Frequently Asked Questions
How to find federal contracts?
Why government contracts?
Government contracts are a tremendous financial opportunity for small businesses.
The U.S. government is the largest customer in the world. It buys all types of products and services — in both large and small quantities — and it’s required by law to consider buying from small businesses.
The government wants to buy from small businesses for several reasons, including:
- To ensure that large businesses don’t “muscle out” small businesses
- To gain access to the new ideas that small businesses provide
- To support small businesses as engines of economic development and job creation
- To offer opportunities to disadvantaged socio-economic groups
How to find federal contracts?
These tools can help you find contract opportunities that are right for your business:
- Visit the the Contract Opportunities Search Tool on beta.SAM.gov to search for opportunities. Search by keyword, agency name, and more. Use filters to narrow down the many listings to what is best for your business. Accounts are not required to view contract opportunities. However, you can create an account to save searches, add your entity to an opportunity's Interested Vendors List, and receive automatic updates when opportunities change.

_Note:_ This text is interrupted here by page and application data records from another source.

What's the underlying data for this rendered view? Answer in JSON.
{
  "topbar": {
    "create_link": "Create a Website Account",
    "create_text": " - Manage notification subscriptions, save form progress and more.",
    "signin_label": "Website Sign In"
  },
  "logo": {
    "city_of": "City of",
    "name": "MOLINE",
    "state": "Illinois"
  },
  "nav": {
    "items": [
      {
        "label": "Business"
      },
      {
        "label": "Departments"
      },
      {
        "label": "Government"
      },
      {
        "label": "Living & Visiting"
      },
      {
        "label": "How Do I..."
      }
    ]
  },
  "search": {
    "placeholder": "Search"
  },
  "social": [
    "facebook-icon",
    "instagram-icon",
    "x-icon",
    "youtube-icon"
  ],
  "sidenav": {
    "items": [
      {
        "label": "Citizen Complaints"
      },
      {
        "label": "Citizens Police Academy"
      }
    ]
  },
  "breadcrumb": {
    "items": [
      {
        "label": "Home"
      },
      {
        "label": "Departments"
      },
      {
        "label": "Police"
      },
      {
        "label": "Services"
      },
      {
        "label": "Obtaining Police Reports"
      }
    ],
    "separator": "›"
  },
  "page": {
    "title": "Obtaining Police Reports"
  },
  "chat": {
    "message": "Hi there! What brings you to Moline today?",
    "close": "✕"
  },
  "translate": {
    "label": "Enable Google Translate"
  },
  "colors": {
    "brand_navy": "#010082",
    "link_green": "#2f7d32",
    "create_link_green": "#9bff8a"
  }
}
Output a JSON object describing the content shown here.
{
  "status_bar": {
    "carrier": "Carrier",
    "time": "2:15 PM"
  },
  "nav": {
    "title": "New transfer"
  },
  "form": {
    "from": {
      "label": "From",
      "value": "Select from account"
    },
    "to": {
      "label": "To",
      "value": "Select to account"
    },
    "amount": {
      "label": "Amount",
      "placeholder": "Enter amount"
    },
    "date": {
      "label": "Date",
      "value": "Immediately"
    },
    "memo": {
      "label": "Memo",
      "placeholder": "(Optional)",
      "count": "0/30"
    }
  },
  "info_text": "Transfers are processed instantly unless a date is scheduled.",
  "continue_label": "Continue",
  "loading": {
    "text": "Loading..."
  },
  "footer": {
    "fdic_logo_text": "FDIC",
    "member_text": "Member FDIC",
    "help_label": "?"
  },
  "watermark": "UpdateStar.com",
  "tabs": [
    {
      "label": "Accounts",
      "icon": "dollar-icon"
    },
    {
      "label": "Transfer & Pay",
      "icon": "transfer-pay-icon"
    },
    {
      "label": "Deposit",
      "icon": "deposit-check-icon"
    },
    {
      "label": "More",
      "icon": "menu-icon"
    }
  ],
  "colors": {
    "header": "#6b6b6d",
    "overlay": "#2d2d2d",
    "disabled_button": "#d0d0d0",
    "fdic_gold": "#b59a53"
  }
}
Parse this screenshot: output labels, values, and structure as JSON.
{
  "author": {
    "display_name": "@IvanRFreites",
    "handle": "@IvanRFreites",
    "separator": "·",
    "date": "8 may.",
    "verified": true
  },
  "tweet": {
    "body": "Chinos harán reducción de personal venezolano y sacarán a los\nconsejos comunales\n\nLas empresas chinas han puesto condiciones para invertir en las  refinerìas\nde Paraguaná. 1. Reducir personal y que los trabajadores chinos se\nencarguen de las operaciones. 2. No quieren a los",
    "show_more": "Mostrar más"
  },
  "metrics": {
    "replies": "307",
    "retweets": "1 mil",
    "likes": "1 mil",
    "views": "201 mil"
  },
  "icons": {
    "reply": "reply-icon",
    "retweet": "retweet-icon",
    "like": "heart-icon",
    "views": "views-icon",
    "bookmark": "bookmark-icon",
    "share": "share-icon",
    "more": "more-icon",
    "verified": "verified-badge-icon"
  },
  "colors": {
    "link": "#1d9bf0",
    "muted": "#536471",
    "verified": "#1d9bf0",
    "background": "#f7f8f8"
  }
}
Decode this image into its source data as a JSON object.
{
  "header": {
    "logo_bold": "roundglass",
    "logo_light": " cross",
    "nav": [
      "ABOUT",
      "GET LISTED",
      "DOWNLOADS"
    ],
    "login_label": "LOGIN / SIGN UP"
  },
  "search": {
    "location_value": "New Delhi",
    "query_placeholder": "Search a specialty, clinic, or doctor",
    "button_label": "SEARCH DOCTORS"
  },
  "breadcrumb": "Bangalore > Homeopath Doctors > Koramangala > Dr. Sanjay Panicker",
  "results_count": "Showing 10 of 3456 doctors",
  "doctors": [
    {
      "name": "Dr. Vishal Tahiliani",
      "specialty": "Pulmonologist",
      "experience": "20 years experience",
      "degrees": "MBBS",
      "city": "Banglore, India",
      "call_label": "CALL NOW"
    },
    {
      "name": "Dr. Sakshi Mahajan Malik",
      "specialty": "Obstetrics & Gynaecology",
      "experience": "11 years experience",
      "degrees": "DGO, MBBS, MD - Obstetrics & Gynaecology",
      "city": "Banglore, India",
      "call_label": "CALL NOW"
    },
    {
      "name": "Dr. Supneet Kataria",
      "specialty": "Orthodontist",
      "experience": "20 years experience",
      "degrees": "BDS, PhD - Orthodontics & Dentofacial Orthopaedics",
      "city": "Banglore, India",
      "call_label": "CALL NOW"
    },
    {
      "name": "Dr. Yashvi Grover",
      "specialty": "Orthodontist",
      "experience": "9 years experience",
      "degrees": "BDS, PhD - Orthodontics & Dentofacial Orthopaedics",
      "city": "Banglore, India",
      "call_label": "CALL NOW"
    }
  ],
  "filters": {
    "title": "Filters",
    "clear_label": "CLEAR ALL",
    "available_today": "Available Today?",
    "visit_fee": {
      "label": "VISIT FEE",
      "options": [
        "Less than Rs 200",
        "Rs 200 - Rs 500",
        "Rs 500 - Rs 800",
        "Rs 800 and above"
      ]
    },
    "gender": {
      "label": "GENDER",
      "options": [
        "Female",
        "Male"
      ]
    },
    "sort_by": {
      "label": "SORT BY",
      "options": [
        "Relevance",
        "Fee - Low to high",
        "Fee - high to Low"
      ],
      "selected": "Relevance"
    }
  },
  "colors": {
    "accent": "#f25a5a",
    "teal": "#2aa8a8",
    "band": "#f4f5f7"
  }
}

- Businesses can apply to search and compete for contract opportunities posted through the General Services Administration (GSA) Schedules Program. This program is responsible for the largest government-wide contracts, and handles ten percent of the federal government’s contract spending. GSA operates over 30 different Schedules and each one covers a different type of supply or service. To get on a Schedule, your business must complete the following steps:
- Order a past performance evaluation (PPE). Your business must have a current PPE to get on a GSA Schedule. This report is created by surveying some of your past customers. You must provide names and contact information for six to 20 of your past customers when you register and order a PPE.
- Look up the appropriate GSA schedule number for your business, product, or service.
- Once your business is on a Schedule, you must apply or submit information to solicitations electronically using eOffer/eMod.
- When your business is awarded a contract, make sure you know how to effectively manage a GSA Schedules contract. GSA has resources that can help you learn about your responsibilities as a contractor, and strategize to maximize the potential of your contract.
Do Business with State and Local Governments
Learn how your business can search and compete for contract opportunities with states and local governments, and U.S. territories:
- Learn how to sell to your state government and search for contracting opportunities.
- Contact your state procurement or contracting office. These non-profit offices can help you access professional development resources, develop innovative strategies, and more.
- Reach out to county, city, and town governments to learn about local contracting opportunities.
The process of requesting proposals, evaluating bids, and awarding contracts should take place on a level playing field. The government should consider a bid from any qualified business.
Federal agencies must publicly list their contract opportunities. Some of these contracts are set aside exclusively for small businesses.
In some cases, these so-called set-aside contracts might consist of certain types of tasks on larger contracts. In others, entire contracts may be reserved for small businesses. When a contract is set-aside for one specific small business, it’s called a sole-source contract.
What makes a successful contractor?
The government prefers to work with established, reliable businesses. Do you have a track record of delivering quality goods and services on time and within budget? Is your reputation within your industry strong?
Not only can it take a long time to win your first government contract, it can take a significant amount of money. Some businesses spend between $80,000 and $130,000 to earn their first contract.
Also, it could take up to two years to start making a return on your investment. You’ll need to have enough cash flow to sustain your business. Maintaining a diverse list of private-sector clients can help offset any potential initial losses.
Being e-commerce savvy is very important in government contracting. For example, if you want to work with the Department of Defense, you must be able to invoice and receive payments electronically.